- **The records**
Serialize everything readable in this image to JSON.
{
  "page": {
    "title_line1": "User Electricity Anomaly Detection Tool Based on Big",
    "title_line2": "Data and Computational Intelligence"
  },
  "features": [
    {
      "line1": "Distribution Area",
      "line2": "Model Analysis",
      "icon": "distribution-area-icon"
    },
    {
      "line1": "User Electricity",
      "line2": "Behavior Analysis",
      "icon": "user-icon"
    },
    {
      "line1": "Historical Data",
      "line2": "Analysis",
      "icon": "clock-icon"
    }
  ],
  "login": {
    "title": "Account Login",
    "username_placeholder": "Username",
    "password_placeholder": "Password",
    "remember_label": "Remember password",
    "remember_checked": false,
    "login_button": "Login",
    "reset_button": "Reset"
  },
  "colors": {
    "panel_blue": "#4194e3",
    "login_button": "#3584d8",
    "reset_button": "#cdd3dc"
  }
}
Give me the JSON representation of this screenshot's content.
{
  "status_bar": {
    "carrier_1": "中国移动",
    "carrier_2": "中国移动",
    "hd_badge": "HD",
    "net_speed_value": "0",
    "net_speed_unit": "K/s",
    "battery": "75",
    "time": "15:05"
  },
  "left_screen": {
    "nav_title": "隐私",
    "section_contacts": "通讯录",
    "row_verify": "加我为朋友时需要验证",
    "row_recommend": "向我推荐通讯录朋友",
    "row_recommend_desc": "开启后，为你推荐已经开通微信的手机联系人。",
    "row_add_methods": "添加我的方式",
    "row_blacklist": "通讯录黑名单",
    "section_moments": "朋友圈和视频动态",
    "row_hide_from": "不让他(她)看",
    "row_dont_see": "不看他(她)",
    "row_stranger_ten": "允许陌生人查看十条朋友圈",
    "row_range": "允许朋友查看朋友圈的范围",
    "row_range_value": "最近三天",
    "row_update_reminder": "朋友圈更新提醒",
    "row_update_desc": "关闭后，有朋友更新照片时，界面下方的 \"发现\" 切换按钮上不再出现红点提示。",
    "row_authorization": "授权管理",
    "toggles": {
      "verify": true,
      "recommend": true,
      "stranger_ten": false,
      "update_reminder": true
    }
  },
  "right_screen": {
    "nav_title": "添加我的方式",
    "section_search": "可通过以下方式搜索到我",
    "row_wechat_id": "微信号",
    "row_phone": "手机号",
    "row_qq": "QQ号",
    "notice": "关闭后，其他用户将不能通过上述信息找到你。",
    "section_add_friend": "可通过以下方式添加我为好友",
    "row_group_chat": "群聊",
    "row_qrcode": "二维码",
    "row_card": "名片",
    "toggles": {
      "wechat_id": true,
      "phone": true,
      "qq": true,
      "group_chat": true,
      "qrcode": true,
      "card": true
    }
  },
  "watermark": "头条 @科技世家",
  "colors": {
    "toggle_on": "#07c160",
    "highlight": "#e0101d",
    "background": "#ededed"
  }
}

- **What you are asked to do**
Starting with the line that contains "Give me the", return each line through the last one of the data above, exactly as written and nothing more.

- **Result for this exercise**
Give me the JSON representation of this screenshot's content.
{
  "status_bar": {
    "carrier_1": "中国移动",
    "carrier_2": "中国移动",
    "hd_badge": "HD",
    "net_speed_value": "0",
    "net_speed_unit": "K/s",
    "battery": "75",
    "time": "15:05"
  },
  "left_screen": {
    "nav_title": "隐私",
    "section_contacts": "通讯录",
    "row_verify": "加我为朋友时需要验证",
    "row_recommend": "向我推荐通讯录朋友",
    "row_recommend_desc": "开启后，为你推荐已经开通微信的手机联系人。",
    "row_add_methods": "添加我的方式",
    "row_blacklist": "通讯录黑名单",
    "section_moments": "朋友圈和视频动态",
    "row_hide_from": "不让他(她)看",
    "row_dont_see": "不看他(她)",
    "row_stranger_ten": "允许陌生人查看十条朋友圈",
    "row_range": "允许朋友查看朋友圈的范围",
    "row_range_value": "最近三天",
    "row_update_reminder": "朋友圈更新提醒",
    "row_update_desc": "关闭后，有朋友更新照片时，界面下方的 \"发现\" 切换按钮上不再出现红点提示。",
    "row_authorization": "授权管理",
    "toggles": {
      "verify": true,
      "recommend": true,
      "stranger_ten": false,
      "update_reminder": true
    }
  },
  "right_screen": {
    "nav_title": "添加我的方式",
    "section_search": "可通过以下方式搜索到我",
    "row_wechat_id": "微信号",
    "row_phone": "手机号",
    "row_qq": "QQ号",
    "notice": "关闭后，其他用户将不能通过上述信息找到你。",
    "section_add_friend": "可通过以下方式添加我为好友",
    "row_group_chat": "群聊",
    "row_qrcode": "二维码",
    "row_card": "名片",
    "toggles": {
      "wechat_id": true,
      "phone": true,
      "qq": true,
      "group_chat": true,
      "qrcode": true,
      "card": true
    }
  },
  "watermark": "头条 @科技世家",
  "colors": {
    "toggle_on": "#07c160",
    "highlight": "#e0101d",
    "background": "#ededed"
  }
}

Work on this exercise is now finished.